◆ Task prompt
Could you return the full listing, every line exactly as given?

◆ Records for the task
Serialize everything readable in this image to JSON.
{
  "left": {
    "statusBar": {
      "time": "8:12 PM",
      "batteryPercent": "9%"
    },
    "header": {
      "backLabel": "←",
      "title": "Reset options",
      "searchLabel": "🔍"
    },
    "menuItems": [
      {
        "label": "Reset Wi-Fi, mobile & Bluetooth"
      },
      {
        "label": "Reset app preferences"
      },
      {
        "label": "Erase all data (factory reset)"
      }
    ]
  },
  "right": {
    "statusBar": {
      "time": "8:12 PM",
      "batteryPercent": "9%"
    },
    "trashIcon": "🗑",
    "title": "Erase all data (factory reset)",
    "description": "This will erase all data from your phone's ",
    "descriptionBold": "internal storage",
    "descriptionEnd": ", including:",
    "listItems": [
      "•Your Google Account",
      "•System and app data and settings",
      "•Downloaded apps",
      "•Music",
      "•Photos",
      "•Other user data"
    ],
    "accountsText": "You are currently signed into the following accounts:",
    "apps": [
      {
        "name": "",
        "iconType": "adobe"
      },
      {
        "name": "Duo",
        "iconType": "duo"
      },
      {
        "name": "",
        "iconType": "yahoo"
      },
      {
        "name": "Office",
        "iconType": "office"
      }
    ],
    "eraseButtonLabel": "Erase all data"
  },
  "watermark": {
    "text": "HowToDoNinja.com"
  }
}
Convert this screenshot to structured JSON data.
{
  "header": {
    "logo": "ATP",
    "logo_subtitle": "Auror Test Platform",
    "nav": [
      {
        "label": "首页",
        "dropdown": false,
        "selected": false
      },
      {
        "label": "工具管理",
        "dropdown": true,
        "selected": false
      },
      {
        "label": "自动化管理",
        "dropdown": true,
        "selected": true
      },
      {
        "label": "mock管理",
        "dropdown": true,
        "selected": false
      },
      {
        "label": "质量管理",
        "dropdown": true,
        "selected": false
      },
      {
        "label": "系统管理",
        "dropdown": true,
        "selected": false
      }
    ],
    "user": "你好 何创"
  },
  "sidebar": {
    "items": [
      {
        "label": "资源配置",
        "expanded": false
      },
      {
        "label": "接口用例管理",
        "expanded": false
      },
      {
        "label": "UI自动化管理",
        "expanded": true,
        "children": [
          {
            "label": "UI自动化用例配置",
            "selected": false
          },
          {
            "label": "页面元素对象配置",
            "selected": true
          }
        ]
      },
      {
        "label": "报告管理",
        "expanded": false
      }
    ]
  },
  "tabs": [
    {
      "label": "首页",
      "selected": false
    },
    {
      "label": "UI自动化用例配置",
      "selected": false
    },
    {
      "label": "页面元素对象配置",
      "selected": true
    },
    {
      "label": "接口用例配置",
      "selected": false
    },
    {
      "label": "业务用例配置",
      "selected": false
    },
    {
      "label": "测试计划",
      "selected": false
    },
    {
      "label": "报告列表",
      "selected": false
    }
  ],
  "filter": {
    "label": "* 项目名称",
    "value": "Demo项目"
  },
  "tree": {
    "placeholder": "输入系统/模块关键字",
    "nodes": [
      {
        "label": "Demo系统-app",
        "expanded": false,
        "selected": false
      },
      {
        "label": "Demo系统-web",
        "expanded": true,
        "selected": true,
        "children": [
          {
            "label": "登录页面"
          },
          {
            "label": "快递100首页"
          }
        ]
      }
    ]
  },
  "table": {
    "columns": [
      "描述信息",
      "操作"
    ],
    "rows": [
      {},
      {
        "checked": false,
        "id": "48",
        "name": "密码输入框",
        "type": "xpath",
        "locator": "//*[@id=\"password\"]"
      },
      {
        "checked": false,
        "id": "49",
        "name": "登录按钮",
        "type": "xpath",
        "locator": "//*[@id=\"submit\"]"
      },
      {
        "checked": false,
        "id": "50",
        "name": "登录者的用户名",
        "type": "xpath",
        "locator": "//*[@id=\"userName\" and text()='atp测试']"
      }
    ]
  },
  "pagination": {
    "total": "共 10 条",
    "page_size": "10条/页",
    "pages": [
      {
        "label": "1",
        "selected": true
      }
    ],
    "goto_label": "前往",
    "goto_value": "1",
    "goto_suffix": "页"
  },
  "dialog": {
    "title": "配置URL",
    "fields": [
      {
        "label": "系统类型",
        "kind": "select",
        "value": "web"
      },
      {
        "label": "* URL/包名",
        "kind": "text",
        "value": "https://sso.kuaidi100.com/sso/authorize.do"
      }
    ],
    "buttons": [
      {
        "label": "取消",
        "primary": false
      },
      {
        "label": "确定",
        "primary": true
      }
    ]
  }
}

◆ Written response
Serialize everything readable in this image to JSON.
{
  "left": {
    "statusBar": {
      "time": "8:12 PM",
      "batteryPercent": "9%"
    },
    "header": {
      "backLabel": "←",
      "title": "Reset options",
      "searchLabel": "🔍"
    },
    "menuItems": [
      {
        "label": "Reset Wi-Fi, mobile & Bluetooth"
      },
      {
        "label": "Reset app preferences"
      },
      {
        "label": "Erase all data (factory reset)"
      }
    ]
  },
  "right": {
    "statusBar": {
      "time": "8:12 PM",
      "batteryPercent": "9%"
    },
    "trashIcon": "🗑",
    "title": "Erase all data (factory reset)",
    "description": "This will erase all data from your phone's ",
    "descriptionBold": "internal storage",
    "descriptionEnd": ", including:",
    "listItems": [
      "•Your Google Account",
      "•System and app data and settings",
      "•Downloaded apps",
      "•Music",
      "•Photos",
      "•Other user data"
    ],
    "accountsText": "You are currently signed into the following accounts:",
    "apps": [
      {
        "name": "",
        "iconType": "adobe"
      },
      {
        "name": "Duo",
        "iconType": "duo"
      },
      {
        "name": "",
        "iconType": "yahoo"
      },
      {
        "name": "Office",
        "iconType": "office"
      }
    ],
    "eraseButtonLabel": "Erase all data"
  },
  "watermark": {
    "text": "HowToDoNinja.com"
  }
}
Convert this screenshot to structured JSON data.
{
  "header": {
    "logo": "ATP",
    "logo_subtitle": "Auror Test Platform",
    "nav": [
      {
        "label": "首页",
        "dropdown": false,
        "selected": false
      },
      {
        "label": "工具管理",
        "dropdown": true,
        "selected": false
      },
      {
        "label": "自动化管理",
        "dropdown": true,
        "selected": true
      },
      {
        "label": "mock管理",
        "dropdown": true,
        "selected": false
      },
      {
        "label": "质量管理",
        "dropdown": true,
        "selected": false
      },
      {
        "label": "系统管理",
        "dropdown": true,
        "selected": false
      }
    ],
    "user": "你好 何创"
  },
  "sidebar": {
    "items": [
      {
        "label": "资源配置",
        "expanded": false
      },
      {
        "label": "接口用例管理",
        "expanded": false
      },
      {
        "label": "UI自动化管理",
        "expanded": true,
        "children": [
          {
            "label": "UI自动化用例配置",
            "selected": false
          },
          {
            "label": "页面元素对象配置",
            "selected": true
          }
        ]
      },
      {
        "label": "报告管理",
        "expanded": false
      }
    ]
  },
  "tabs": [
    {
      "label": "首页",
      "selected": false
    },
    {
      "label": "UI自动化用例配置",
      "selected": false
    },
    {
      "label": "页面元素对象配置",
      "selected": true
    },
    {
      "label": "接口用例配置",
      "selected": false
    },
    {
      "label": "业务用例配置",
      "selected": false
    },
    {
      "label": "测试计划",
      "selected": false
    },
    {
      "label": "报告列表",
      "selected": false
    }
  ],
  "filter": {
    "label": "* 项目名称",
    "value": "Demo项目"
  },
  "tree": {
    "placeholder": "输入系统/模块关键字",
    "nodes": [
      {
        "label": "Demo系统-app",
        "expanded": false,
        "selected": false
      },
      {
        "label": "Demo系统-web",
        "expanded": true,
        "selected": true,
        "children": [
          {
            "label": "登录页面"
          },
          {
            "label": "快递100首页"
          }
        ]
      }
    ]
  },
  "table": {
    "columns": [
      "描述信息",
      "操作"
    ],
    "rows": [
      {},
      {
        "checked": false,
        "id": "48",
        "name": "密码输入框",
        "type": "xpath",
        "locator": "//*[@id=\"password\"]"
      },
      {
        "checked": false,
        "id": "49",
        "name": "登录按钮",
        "type": "xpath",
        "locator": "//*[@id=\"submit\"]"
      },
      {
        "checked": false,
        "id": "50",
        "name": "登录者的用户名",
        "type": "xpath",
        "locator": "//*[@id=\"userName\" and text()='atp测试']"
      }
    ]
  },
  "pagination": {
    "total": "共 10 条",
    "page_size": "10条/页",
    "pages": [
      {
        "label": "1",
        "selected": true
      }
    ],
    "goto_label": "前往",
    "goto_value": "1",
    "goto_suffix": "页"
  },
  "dialog": {
    "title": "配置URL",
    "fields": [
      {
        "label": "系统类型",
        "kind": "select",
        "value": "web"
      },
      {
        "label": "* URL/包名",
        "kind": "text",
        "value": "https://sso.kuaidi100.com/sso/authorize.do"
      }
    ],
    "buttons": [
      {
        "label": "取消",
        "primary": false
      },
      {
        "label": "确定",
        "primary": true
      }
    ]
  }
}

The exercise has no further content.